During his first run for the White House, Barack Obama promised that he would take “a back seat to no one” on Net Neutrality.
Educators and parents are slamming TIME magazine editors for their November 3rd issue cover, which they say levies "malicious" and "false" attacks against the nation's public school teachers.
BREAKING NEWS - They're selling us another war on television.
Ed Rampell, Special to the Progressive magazine, reports on Glenn Greenwald's speech in Los Angeles.
FCC Chairman Tom Wheeler wants you to calm down. A firestorm of public outrage flared up after his latest plans to permit a pay-to-play Internet leaked.
The Wall Street Journal opinion page has a new installment in its campaign against Wisconsin's "John Doe" campaign finance probe, this time in an effort to resuscitate the image of Walker aide Kelly Rindfleisch.
As Comcast moves forward with its plan to take over Time Warner Cable, their legislative agenda is facing greater scrutiny.

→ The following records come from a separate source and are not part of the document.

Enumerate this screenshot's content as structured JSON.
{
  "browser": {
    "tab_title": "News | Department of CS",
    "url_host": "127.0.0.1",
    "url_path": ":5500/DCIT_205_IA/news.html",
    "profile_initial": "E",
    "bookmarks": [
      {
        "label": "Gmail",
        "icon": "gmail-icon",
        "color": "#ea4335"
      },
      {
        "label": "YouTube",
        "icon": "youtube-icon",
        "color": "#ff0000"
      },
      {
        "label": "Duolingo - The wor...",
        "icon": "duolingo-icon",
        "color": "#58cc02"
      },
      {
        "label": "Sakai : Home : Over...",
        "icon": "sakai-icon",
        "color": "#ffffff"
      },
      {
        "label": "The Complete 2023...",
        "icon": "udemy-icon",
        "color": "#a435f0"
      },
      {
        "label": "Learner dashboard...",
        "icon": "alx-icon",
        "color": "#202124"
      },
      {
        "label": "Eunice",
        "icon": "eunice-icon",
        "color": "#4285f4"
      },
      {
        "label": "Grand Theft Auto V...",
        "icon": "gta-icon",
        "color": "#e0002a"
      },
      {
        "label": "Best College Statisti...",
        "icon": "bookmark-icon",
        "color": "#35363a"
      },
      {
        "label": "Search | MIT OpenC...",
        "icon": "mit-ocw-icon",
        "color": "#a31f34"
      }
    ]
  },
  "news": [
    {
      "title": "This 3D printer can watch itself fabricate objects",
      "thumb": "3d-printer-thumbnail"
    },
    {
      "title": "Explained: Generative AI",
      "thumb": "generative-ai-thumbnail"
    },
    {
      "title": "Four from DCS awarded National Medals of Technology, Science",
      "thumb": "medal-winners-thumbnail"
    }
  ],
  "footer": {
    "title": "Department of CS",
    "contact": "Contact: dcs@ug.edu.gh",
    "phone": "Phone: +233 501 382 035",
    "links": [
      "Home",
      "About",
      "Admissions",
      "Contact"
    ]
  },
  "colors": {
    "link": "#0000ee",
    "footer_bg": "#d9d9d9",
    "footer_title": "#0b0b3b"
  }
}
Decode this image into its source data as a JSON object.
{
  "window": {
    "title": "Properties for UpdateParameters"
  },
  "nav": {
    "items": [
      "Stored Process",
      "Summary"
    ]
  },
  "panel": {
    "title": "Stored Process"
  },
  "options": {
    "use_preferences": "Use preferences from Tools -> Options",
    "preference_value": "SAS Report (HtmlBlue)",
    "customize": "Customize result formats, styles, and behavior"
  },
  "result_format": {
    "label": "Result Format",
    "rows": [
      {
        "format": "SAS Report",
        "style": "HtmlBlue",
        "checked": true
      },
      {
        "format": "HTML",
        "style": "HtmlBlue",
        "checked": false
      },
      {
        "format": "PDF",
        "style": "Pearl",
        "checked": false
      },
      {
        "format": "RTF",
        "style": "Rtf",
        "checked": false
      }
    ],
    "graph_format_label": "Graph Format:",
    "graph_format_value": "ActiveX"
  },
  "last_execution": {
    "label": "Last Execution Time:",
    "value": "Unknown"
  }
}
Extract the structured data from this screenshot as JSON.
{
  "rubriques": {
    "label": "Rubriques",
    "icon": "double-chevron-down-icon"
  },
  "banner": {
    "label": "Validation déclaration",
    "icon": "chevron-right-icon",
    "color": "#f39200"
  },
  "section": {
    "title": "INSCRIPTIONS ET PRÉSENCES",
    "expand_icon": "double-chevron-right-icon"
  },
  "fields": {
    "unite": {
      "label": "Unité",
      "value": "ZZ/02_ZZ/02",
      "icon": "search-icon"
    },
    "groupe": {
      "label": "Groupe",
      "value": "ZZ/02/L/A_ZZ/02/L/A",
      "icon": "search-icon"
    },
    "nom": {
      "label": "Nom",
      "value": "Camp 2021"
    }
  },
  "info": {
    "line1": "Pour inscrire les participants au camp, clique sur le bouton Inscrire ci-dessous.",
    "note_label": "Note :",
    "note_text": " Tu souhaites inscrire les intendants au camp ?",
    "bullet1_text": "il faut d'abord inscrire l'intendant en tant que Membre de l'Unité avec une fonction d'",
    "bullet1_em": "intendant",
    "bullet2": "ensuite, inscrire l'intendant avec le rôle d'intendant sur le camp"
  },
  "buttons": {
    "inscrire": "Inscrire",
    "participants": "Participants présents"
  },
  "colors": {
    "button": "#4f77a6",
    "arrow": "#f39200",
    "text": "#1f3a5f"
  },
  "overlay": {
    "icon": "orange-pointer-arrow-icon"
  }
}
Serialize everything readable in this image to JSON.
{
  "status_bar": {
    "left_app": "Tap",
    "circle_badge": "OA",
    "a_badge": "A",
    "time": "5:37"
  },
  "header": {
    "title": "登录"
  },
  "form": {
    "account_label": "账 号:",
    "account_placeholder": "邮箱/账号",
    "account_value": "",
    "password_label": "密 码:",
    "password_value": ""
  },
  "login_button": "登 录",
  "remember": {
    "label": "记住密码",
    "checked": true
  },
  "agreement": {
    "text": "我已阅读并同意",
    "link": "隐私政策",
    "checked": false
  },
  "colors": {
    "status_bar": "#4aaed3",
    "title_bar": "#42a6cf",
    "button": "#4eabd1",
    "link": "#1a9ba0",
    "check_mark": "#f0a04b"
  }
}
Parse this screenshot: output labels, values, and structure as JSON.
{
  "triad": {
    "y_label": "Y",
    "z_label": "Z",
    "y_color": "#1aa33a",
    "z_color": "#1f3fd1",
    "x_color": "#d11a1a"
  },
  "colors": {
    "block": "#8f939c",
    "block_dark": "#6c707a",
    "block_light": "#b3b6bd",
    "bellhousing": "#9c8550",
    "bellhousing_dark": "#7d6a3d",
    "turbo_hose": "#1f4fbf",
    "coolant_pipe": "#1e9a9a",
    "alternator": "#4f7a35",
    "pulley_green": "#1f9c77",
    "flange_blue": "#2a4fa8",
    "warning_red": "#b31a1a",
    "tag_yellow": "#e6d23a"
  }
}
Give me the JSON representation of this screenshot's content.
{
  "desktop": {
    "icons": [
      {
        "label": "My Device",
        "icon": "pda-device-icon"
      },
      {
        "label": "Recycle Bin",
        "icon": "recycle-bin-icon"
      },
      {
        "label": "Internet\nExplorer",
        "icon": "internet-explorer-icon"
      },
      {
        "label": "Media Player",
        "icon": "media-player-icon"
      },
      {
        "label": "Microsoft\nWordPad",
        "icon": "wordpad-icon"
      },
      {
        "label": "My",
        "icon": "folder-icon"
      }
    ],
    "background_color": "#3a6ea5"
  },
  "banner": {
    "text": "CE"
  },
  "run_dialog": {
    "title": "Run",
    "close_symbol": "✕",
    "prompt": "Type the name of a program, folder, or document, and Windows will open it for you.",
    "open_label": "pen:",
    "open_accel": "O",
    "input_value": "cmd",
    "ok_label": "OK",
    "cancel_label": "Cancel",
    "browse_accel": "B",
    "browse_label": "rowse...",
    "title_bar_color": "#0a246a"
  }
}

The Franklin Center for Public Integrity and its Wisconsin Reporter website have aggressively attacked the "John Doe" probe into possible campaign finance violations during Wisconsin's 2011 and 2012 recall elections, and have broken news regarding the apparent targets of the investigation, but have omitted an important fact: some of its key staff may be caught up in the investigation.
Wisconsin Attorney General J.B. Van Hollen has taken the unprecedented step of asserting that a state legislator cannot be held accountable for refusing to disclose public records in response to a lawful open records request by the Center for Media and Democracy.
As newsrooms across the country have cut staff reporters -- due in part to slipping ad revenue and corporate media conglomeration -- the Franklin Center for Government and Public Integrity has rushed to fill the gap, as the Center for Media and Democracy (CMD) has documented. The Franklin Center has 40 state news websites, with reporters in 34 states so far. Its reporters have received state house press credentials and its stories appear as news in mainstream print newspapers in each state without alerting readers to the heavy right-wing bias of the Franklin-related publications.